▸ **What to do**
Word-for-word reproduction, images excluded: copy every entry below.
= = =
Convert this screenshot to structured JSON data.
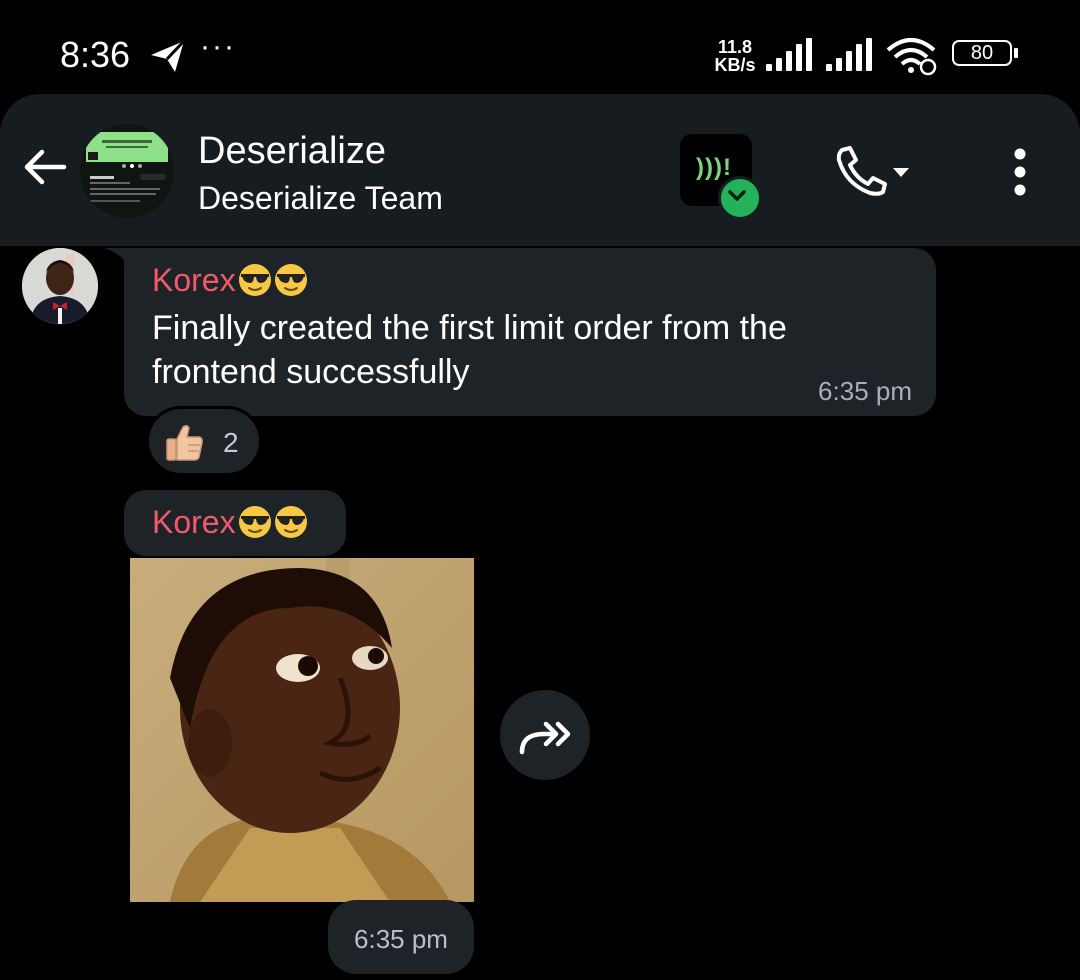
{
  "status_bar": {
    "time": "8:36",
    "more_indicator": "···",
    "net_speed_value": "11.8",
    "net_speed_unit": "KB/s",
    "battery_level": "80",
    "icons": [
      "telegram-send-icon",
      "signal-bars-icon",
      "signal-bars-icon",
      "wifi-icon",
      "battery-icon"
    ]
  },
  "header": {
    "title": "Deserialize",
    "subtitle": "Deserialize Team",
    "voice_badge_text": ")))!",
    "icons": [
      "back-arrow-icon",
      "group-avatar",
      "voice-chat-icon",
      "phone-icon",
      "dropdown-caret-icon",
      "more-vertical-icon"
    ]
  },
  "messages": [
    {
      "sender": "Korex",
      "sender_emoji": "smiling-face-with-sunglasses",
      "text": "Finally created the first limit order from the frontend successfully",
      "time": "6:35 pm",
      "reaction": {
        "emoji": "thumbs-up",
        "count": "2"
      }
    },
    {
      "sender": "Korex",
      "sender_emoji": "smiling-face-with-sunglasses",
      "type": "photo",
      "time": "6:35 pm",
      "forward_icon": "forward-share-icon"
    }
  ],
  "colors": {
    "background": "#000000",
    "header_bg": "#171c21",
    "bubble_bg": "#1e2327",
    "sender_name": "#f05a6a",
    "timestamp": "#a7b0b8",
    "voice_accent": "#7cd67a",
    "check_green": "#22b35a"
  }
}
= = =
▸ **Result of this task**
Convert this screenshot to structured JSON data.
{
  "status_bar": {
    "time": "8:36",
    "more_indicator": "···",
    "net_speed_value": "11.8",
    "net_speed_unit": "KB/s",
    "battery_level": "80",
    "icons": [
      "telegram-send-icon",
      "signal-bars-icon",
      "signal-bars-icon",
      "wifi-icon",
      "battery-icon"
    ]
  },
  "header": {
    "title": "Deserialize",
    "subtitle": "Deserialize Team",
    "voice_badge_text": ")))!",
    "icons": [
      "back-arrow-icon",
      "group-avatar",
      "voice-chat-icon",
      "phone-icon",
      "dropdown-caret-icon",
      "more-vertical-icon"
    ]
  },
  "messages": [
    {
      "sender": "Korex",
      "sender_emoji": "smiling-face-with-sunglasses",
      "text": "Finally created the first limit order from the frontend successfully",
      "time": "6:35 pm",
      "reaction": {
        "emoji": "thumbs-up",
        "count": "2"
      }
    },
    {
      "sender": "Korex",
      "sender_emoji": "smiling-face-with-sunglasses",
      "type": "photo",
      "time": "6:35 pm",
      "forward_icon": "forward-share-icon"
    }
  ],
  "colors": {
    "background": "#000000",
    "header_bg": "#171c21",
    "bubble_bg": "#1e2327",
    "sender_name": "#f05a6a",
    "timestamp": "#a7b0b8",
    "voice_accent": "#7cd67a",
    "check_green": "#22b35a"
  }
}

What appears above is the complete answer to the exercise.